Peter, a retired financial officer in London, has been flying RC aircraft for more than 20 years. His interest in RC aircraft began as a child with TV shows such as “Airwolf” and “Blue Thunder.” The show, “Battlestar Galactica” and the movie, “Star Wars” sparked his interest in space and rockets as well.
“I was always building models of planes and helicopters, and dreamed of becoming a pilot,” he said in an email to us at Zagi.
As a child, asthma kept him grounded, but that didn’t stop him from learning and building RC aircraft. He first built airplanes and helicopters out of Legos before graduating to aircraft kits.
He saved his money and built his first RC helicopter—a Concept 30 DX helicopter and has added to his “fleet” from there. He taught himself how to fly and combined flying with his interest in photography. He installed a 110 film camera on the helicopter skids and taking aerial photographs on his first kit.
“I now fly electric models and still have around 20 various models ranging from gliders, scale planes, quadcopters, racing wings and EDF jets,” he said. “A few years later, I went to a large model show and saw a demonstration of Estes model rockets.”
He purchased a starter set the following week.
“From that first launch, I was hooked,” he said. Since then, he’s added smaller rockets to his RC helicopter and has even launched the rockets while airborne.
Peter also is a member of HART (Hornchurch Airfield Rocket Team), which is a group that meets to launch rockets together. The group has since become an international one. They teach children about rockets and organize large model displays and workshops.
“We have also done a number of TV shows, including a live launches on BBC1’s Red Nose Day, The Royal Christmas Lectures and Techno Games, and helped behind the scenes on several others,” he said.
Peter is currently building a Level 3 High Power Rocket, which he says will be around 12 feet long when finished.
Between his two passions, it seemed inevitable that they would cross over. When his electric motor died on his Zagi one day back in 2008, he saw an opportunity.
“I realized the motor was the same diameter as a rocket engine. So, I stripped out the motor and ESC and fitted a rocket motor mount. After several tests, I found it flew great on E9-P motors and reaches around 400 feet with then around a minute of gliding. It has also flown on 2 and 3 stage motors to get to higher altitudes and launched on more powerful motors for faster take offs,” he said.
He’s learned to launch the rocket Zagi at a low angle to gain air speed with those motors. On the video, “Zagi Onboard Flight 002,” he flew the wing after launching it with the rocket. The wing has reached between 60 and 70 mph on the D and E class motors and around 120 mph on an F class motor. “(That) ended quickly when I pulled up too hard whilst under full power from the rocket motor and the Zagi’s wings folded and snapped,” he said.

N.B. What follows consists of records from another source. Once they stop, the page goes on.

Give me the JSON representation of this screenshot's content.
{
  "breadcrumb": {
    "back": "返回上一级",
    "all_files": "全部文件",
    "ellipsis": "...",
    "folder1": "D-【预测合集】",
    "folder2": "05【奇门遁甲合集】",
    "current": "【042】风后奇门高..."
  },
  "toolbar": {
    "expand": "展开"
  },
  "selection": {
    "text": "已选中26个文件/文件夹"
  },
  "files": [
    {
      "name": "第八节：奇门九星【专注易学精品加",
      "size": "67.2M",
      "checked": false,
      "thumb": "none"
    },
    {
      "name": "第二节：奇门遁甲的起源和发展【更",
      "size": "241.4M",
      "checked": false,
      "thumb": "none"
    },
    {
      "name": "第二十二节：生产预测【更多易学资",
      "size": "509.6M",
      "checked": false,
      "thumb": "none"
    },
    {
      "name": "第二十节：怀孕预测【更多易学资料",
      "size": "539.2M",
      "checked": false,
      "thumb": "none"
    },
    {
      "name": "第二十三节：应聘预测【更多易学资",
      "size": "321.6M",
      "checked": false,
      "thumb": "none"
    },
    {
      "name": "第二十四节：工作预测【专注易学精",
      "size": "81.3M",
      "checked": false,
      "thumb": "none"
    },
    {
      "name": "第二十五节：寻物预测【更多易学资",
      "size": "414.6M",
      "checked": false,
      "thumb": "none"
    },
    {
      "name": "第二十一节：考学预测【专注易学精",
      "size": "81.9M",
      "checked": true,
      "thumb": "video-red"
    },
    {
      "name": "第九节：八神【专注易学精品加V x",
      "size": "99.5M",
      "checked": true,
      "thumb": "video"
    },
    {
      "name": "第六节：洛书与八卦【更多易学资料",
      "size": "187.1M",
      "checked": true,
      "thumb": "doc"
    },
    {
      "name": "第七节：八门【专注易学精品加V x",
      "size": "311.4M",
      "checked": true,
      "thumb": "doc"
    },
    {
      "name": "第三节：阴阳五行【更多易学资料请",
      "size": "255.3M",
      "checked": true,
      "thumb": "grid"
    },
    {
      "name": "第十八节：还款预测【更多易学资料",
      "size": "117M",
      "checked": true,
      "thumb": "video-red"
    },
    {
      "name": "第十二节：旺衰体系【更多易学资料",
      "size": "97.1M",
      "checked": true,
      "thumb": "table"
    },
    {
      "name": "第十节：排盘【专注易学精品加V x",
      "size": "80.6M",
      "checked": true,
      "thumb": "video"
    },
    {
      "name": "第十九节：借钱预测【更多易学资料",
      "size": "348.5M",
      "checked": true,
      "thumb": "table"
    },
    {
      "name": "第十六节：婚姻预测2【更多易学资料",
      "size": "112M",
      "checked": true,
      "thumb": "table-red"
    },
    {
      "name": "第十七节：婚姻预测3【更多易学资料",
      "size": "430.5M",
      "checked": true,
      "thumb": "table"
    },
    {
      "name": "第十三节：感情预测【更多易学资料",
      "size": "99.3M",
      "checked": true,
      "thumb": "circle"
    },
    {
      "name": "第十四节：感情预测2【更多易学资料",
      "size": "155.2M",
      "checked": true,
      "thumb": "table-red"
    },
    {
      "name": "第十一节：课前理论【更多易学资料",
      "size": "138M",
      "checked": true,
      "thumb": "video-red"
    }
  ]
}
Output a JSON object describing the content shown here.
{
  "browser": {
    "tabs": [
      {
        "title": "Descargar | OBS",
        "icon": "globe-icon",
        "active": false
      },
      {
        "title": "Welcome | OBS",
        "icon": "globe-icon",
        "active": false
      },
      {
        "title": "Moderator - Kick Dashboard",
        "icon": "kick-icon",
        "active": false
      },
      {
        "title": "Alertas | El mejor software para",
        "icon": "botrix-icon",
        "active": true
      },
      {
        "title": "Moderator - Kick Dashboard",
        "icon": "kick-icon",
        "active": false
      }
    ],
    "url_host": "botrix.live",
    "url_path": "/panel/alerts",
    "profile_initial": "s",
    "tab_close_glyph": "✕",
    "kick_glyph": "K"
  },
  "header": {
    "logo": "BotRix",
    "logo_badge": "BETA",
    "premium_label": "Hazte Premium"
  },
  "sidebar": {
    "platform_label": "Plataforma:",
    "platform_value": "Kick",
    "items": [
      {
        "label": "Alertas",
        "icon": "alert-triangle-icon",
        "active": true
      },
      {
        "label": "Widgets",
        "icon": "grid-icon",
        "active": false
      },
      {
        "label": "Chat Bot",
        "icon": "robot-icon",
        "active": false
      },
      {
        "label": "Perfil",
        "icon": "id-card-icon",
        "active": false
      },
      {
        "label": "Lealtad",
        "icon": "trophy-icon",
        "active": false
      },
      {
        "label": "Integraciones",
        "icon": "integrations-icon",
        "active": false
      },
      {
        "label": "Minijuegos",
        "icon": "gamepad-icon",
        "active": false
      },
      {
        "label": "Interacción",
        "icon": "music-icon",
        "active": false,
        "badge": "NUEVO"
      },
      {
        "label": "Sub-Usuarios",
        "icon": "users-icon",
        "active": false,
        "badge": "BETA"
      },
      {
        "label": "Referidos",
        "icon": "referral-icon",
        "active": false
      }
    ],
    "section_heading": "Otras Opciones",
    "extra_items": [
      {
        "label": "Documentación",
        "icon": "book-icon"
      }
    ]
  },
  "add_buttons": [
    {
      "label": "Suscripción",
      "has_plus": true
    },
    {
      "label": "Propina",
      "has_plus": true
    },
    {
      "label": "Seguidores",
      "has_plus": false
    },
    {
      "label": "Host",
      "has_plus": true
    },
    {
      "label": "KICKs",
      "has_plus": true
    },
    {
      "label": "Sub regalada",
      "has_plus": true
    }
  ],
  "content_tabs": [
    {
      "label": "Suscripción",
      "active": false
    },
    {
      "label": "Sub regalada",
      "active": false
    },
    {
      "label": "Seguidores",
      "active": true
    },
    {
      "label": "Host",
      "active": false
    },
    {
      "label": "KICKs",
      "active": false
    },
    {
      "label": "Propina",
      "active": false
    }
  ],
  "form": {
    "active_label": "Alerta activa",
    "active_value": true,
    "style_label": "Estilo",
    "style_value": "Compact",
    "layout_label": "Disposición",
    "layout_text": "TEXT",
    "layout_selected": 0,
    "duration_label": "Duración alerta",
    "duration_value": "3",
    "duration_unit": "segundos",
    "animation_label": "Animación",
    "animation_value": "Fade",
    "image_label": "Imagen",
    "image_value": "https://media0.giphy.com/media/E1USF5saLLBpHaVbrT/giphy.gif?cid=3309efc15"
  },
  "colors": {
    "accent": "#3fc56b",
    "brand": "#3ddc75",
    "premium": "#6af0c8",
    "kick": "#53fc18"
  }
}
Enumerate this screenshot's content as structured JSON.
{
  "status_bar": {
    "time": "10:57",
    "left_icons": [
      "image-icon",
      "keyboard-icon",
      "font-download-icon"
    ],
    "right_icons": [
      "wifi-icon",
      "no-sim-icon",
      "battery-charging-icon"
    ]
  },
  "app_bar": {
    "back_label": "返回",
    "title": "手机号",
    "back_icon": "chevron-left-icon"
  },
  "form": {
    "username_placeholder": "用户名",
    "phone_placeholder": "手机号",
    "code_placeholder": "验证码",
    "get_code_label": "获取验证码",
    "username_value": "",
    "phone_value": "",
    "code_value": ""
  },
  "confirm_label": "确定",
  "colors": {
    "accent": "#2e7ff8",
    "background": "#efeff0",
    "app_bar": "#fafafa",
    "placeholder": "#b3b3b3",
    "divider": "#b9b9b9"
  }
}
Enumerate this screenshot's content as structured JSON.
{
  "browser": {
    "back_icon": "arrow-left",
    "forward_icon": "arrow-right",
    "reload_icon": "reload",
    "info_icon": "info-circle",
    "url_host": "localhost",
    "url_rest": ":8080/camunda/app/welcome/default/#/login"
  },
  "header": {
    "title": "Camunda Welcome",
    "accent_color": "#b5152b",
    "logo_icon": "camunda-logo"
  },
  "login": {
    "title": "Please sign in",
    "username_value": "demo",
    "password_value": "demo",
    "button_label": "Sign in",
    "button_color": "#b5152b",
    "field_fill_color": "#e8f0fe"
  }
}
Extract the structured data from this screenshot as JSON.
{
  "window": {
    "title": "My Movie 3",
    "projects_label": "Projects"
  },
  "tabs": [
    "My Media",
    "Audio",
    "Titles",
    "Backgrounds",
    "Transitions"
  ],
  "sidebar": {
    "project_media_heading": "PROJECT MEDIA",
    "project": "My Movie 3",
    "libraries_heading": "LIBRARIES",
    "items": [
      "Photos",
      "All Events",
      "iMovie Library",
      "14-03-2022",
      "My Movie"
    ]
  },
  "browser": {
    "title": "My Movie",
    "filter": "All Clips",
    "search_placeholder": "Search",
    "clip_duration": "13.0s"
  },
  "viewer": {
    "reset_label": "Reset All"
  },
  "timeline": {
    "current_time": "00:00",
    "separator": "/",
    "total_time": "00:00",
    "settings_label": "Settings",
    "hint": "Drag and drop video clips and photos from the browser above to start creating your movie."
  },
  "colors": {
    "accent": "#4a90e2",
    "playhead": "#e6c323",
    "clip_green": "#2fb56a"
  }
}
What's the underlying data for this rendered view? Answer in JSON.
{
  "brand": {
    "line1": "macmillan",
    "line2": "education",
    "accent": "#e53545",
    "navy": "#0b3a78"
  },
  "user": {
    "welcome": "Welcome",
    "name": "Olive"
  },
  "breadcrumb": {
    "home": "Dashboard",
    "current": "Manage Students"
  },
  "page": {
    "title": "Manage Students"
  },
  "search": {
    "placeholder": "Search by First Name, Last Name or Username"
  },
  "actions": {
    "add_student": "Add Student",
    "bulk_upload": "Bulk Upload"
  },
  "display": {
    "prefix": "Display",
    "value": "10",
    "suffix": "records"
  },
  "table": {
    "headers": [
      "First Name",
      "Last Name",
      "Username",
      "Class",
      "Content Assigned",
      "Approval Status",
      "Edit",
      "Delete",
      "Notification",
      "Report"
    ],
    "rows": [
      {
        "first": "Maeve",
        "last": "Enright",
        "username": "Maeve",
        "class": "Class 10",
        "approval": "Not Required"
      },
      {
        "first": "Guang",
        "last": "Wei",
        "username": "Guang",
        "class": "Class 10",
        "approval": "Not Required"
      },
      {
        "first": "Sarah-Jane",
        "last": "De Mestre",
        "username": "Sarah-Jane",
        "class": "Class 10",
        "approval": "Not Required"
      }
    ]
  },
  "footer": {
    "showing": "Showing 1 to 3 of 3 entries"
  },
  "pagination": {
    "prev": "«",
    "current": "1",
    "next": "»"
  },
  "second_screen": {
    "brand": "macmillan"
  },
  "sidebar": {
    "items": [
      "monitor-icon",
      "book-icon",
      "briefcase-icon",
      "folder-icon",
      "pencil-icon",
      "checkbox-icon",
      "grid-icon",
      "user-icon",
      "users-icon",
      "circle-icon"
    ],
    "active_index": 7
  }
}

Peter has flown his Zagi wing at several model clubs and large model shows in London in addition to participating with HART. Currently, the rocket-powered Zagi was recently retired.
“I now have a bigger delta wing rocket glider which I fly regularly at the clubs,” he said. “Hopefully, sometime this year I will be buying a new electric Zagi and fitting FPV gear to it.”